Andrew P. Morriss, Jan. 10— For more than two decades, special interests have persuaded Congress to mandate Americans buy ethanol whether they want to or not. As a result, 40 percent of the U.S. corn crop is now used for ethanol rather than food.
The ethanol mandate means that ordinary Americans pay more for a poorer quality automobile fuel and more for groceries. Ethanol proponents claim these costs will bring us environmental benefits and energy security. They are wrong.
A good first question about a mandate is “how good can a product be if you have to force people to buy it?”
The answer: not very good. Ethanol is vastly inferior to gasoline.

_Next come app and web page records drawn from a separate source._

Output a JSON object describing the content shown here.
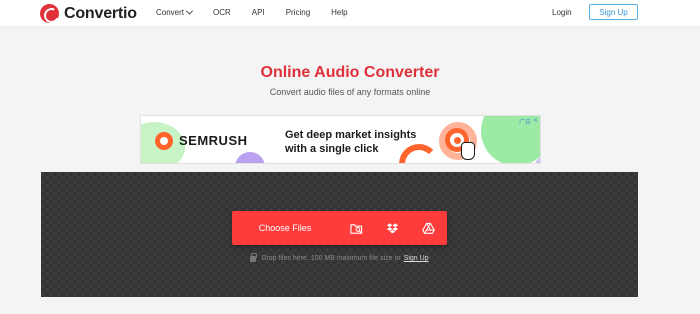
{
  "header": {
    "brand": "Convertio",
    "nav": [
      "Convert",
      "OCR",
      "API",
      "Pricing",
      "Help"
    ],
    "login": "Login",
    "signup": "Sign Up"
  },
  "hero": {
    "title": "Online Audio Converter",
    "subtitle": "Convert audio files of any formats online"
  },
  "ad": {
    "brand": "SEMRUSH",
    "line1": "Get deep market insights",
    "line2": "with a single click",
    "badge": "广告"
  },
  "upload": {
    "choose_label": "Choose Files",
    "sources": [
      "folder-search-icon",
      "dropbox-icon",
      "google-drive-icon"
    ],
    "hint": "Drop files here. 100 MB maximum file size or",
    "hint_link": "Sign Up"
  },
  "colors": {
    "accent": "#ff3c3c",
    "title_red": "#e0303a",
    "signup_blue": "#3a95d6",
    "dropzone": "#3b3b3b"
  }
}
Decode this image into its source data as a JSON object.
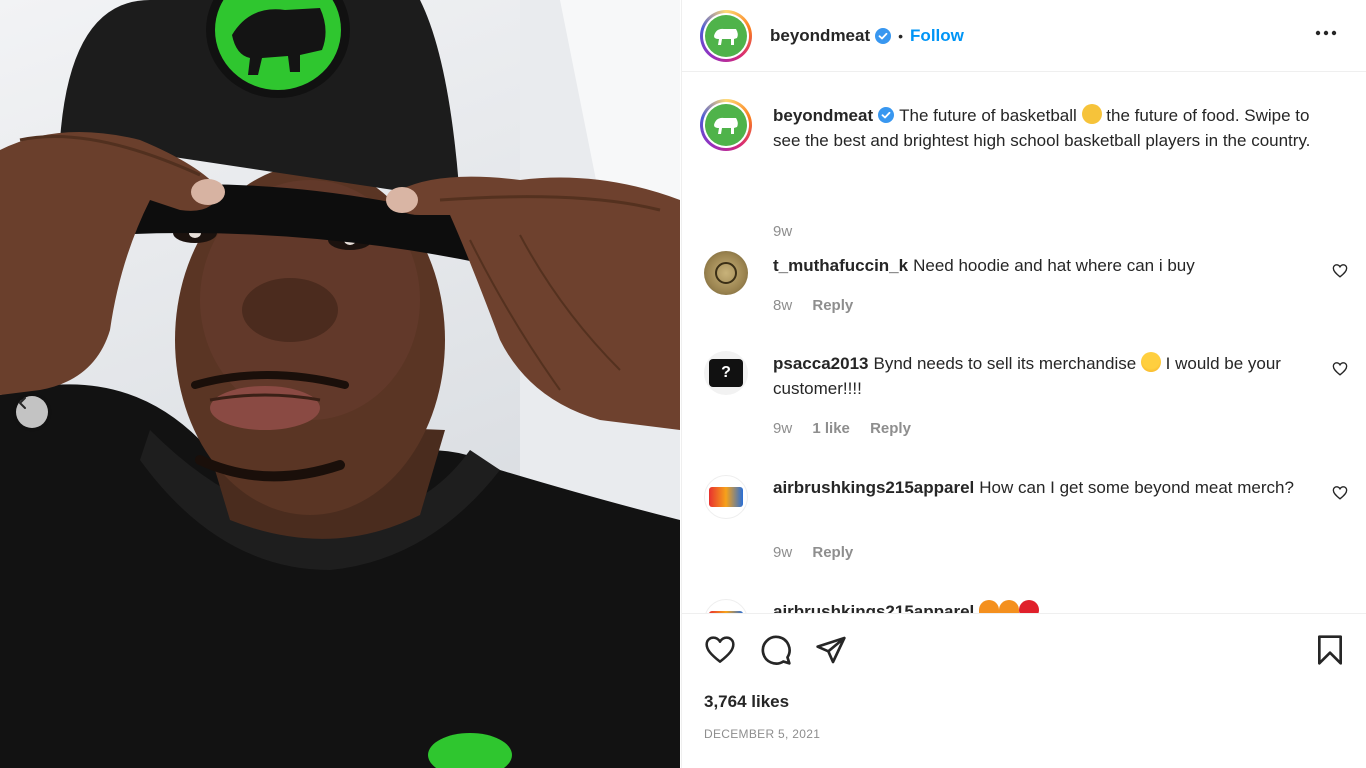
{
  "post": {
    "username": "beyondmeat",
    "verified": true,
    "separator": "•",
    "follow_label": "Follow",
    "more_icon": "more-options-icon"
  },
  "caption": {
    "username": "beyondmeat",
    "text_before_emoji": "The future of basketball",
    "emoji": "handshake",
    "text_after_emoji": "the future of food. Swipe to see the best and brightest high school basketball players in the country.",
    "age": "9w"
  },
  "comments": [
    {
      "username": "t_muthafuccin_k",
      "text": "Need hoodie and hat where can i buy",
      "age": "8w",
      "likes": "",
      "reply_label": "Reply"
    },
    {
      "username": "psacca2013",
      "text_before_emoji": "Bynd needs to sell its merchandise",
      "emoji": "star-struck",
      "text_after_emoji": "I would be your customer!!!!",
      "age": "9w",
      "likes": "1 like",
      "reply_label": "Reply"
    },
    {
      "username": "airbrushkings215apparel",
      "text": "How can I get some beyond meat merch?",
      "age": "9w",
      "likes": "",
      "reply_label": "Reply"
    },
    {
      "username": "airbrushkings215apparel",
      "text": "",
      "emojis": [
        "fire",
        "fire",
        "red-heart"
      ]
    }
  ],
  "stats": {
    "likes": "3,764 likes",
    "date": "DECEMBER 5, 2021"
  },
  "colors": {
    "link_blue": "#0095f6",
    "brand_green": "#4fb34a",
    "verified_blue": "#3897f0",
    "muted_text": "#8e8e8e"
  }
}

Consider these glaring drawbacks: Its energy density is a third lower, reducing cars' emissions. It attracts water, so it cannot be transported in regular gas and oil pipelines, reduces lubricants' effectiveness, and shortens engine lives. It is caustic, corroding engine parts and dislodging contaminants from fuel tanks.